(Data records)
▼▼▼

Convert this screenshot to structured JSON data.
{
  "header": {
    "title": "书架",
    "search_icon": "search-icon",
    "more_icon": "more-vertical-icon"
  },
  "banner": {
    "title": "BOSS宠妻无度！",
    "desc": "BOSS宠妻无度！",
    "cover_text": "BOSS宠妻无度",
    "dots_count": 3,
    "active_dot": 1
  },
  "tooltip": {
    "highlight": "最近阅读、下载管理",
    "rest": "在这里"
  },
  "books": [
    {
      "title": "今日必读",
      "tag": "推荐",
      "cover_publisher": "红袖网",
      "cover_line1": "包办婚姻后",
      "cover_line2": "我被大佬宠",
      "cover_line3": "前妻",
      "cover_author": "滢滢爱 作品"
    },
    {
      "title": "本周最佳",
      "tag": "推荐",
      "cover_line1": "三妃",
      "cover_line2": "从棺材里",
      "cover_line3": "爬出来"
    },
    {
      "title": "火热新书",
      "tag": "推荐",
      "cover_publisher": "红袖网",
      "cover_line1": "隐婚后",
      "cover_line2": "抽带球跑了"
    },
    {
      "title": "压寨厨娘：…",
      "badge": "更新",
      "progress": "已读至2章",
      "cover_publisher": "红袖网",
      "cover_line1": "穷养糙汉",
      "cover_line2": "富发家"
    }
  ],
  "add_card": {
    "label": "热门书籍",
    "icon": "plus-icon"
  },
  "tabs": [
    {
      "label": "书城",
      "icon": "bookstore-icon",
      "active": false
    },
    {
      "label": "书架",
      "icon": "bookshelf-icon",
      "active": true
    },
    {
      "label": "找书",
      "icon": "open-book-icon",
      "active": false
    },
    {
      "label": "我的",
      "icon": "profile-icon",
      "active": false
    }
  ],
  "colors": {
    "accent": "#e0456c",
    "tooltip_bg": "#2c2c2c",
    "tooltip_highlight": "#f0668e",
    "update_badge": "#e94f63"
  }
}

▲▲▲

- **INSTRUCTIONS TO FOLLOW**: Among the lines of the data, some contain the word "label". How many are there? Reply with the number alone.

- **EXPECTED ANSWER**: 5